In the deposition, McCaw said he was “disgusted” by racism on the board, which he claimed caused the board to use the football program as a “scapegoat” in the sexual assault scandal.

“Mr. McCaw’s unsubstantiated claims of a conspiracy by regents, racism and scapegoating at Baylor are bizarre, blatantly false and nothing more than speculation and gossip of which he has no firsthand knowledge,” the university said.

In the same July press conference, Baylor President Dr. Linda Livingstone stated her confidence in the Pepper Hamilton investigation and the work the university has done in response.

“I think that we’re very confident the facts in those situations have not changed, and that the decisions that the board made at the time those facts were released were the right decisions,” Livingstone said. “We stand by those decisions as an institution and we also feel very good about the ongoing work that the university has done to implement the recommendations that came out of the work of Pepper Hamilton.”

Art Briles

At the beginning of August, Briles accepted a job coaching an American football team in Florence, Italy.

This will be Briles’s first full-time coaching job since he was fired from Baylor in 2016. Last August, Briles was briefly hired by a Canadian Football league team, but the Hamilton Tiger Cats rescinded its offer later that day in response to international backlash.

Briles told the Fort Worth Star Telegram that his role in the Baylor scandal did not come up much in his talks with the Italian team.

Briles’ contract is flexible and allows him to return to the U.S. to accept a coaching position if an opportunity presents itself.

“I’m a football coach and it’s all I’ve ever done and all I’ve ever really had a passion to do; this gives me a chance to be on the field and between the lines,” Briles told the Fort Worth newspaper. “(This is) a situation where I can build a team over there and it’s inspiring to me. … It’s a situation where I can stay active this fall as a coach and as a person be involved in the game. Who knows what the future holds? It’s a golden opportunity for me to get on the field and be involved. I’m jacked about it.”

Briles still maintains his innocence in the Baylor scandal.

“I would have done more if I had known more,” Briles said in an interview with the Fort Worth Star Telegram. “When these allegations came out, we found out at the same time you did. I had a meeting with the (Baylor) Board of Regents where I made suggestions that I never had the chance to fulfill; it would have been similar in the NFL that handles the discipline problems that took it out of the football coaches’ hands.”

Briles says he has not been given a clear reason as to why he was fired by Baylor. He cites his $18 million settlement as evidence of his innocence.

“I’m not sure I was not fired for Baylor’s PR purposes,” he said. “I can’t explain why they would give me a substantial amount of money or pay out a lot of other employees. And I understand contracts. People can make their own decisions.”

In a statement, Baylor clarified the situation that led to Pepper Hamilton investigation and leadership changes.

“The underlying situation of what happened at Baylor is quite simple.
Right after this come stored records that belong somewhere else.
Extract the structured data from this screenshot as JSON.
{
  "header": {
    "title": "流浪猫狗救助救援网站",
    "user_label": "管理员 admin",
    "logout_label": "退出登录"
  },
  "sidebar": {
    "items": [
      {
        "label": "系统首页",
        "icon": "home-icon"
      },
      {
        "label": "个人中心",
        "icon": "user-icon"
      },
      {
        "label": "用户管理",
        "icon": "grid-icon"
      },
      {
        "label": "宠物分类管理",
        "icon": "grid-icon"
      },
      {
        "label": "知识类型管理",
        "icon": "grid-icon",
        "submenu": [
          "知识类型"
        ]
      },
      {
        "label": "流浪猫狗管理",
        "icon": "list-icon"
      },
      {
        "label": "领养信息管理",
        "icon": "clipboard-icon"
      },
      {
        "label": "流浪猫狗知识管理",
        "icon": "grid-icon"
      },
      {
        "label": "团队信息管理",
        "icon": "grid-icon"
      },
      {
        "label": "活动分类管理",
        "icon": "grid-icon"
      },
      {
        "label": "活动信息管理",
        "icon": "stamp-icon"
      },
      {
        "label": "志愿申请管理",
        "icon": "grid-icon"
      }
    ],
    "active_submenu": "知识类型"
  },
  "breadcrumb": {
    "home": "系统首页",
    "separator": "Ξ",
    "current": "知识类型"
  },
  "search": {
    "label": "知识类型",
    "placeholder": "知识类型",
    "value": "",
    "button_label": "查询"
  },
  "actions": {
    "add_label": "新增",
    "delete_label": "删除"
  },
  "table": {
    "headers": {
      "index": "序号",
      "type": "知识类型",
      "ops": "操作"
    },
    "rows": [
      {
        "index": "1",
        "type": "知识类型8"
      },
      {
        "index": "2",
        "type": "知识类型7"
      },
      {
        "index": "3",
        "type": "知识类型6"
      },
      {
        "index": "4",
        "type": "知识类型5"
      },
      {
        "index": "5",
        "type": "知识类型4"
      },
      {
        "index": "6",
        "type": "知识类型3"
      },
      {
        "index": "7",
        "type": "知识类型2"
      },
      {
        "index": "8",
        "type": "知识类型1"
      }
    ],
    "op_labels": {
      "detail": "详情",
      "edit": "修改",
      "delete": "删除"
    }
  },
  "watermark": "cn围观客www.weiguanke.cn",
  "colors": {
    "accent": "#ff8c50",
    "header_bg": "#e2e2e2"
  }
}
Two high-profile cases of sexual assault involving football players led the Baylor Board of Regents to launch an independent investigation of not only the football program but of the entire campus in terms of how reports of sexual violence were handled during a four-year period,” the university stated. “The results of this investigation were outlined in a Findings of Fact document that led to sweeping leadership changes and a slate of 105 recommendations for improvement.”


The Department of Education, the Office of Civil Rights, the National Collegiate Athletic Association (NCAA), the Big 12 and the Texas Rangers are currently investigating Baylor.

In July, Livingstone said that Baylor is cooperating fully with all investigations.

She said the university does not have a timetable for when it expects the Department of Education or NCAA investigations will be resolved, but is hopeful that the Big 12 investigation will be resolved in the near future.

“We continue to be cooperative as we can be, providing them with all of the information they are requesting, giving access to any of the individuals they want to speak with,” Livingstone said.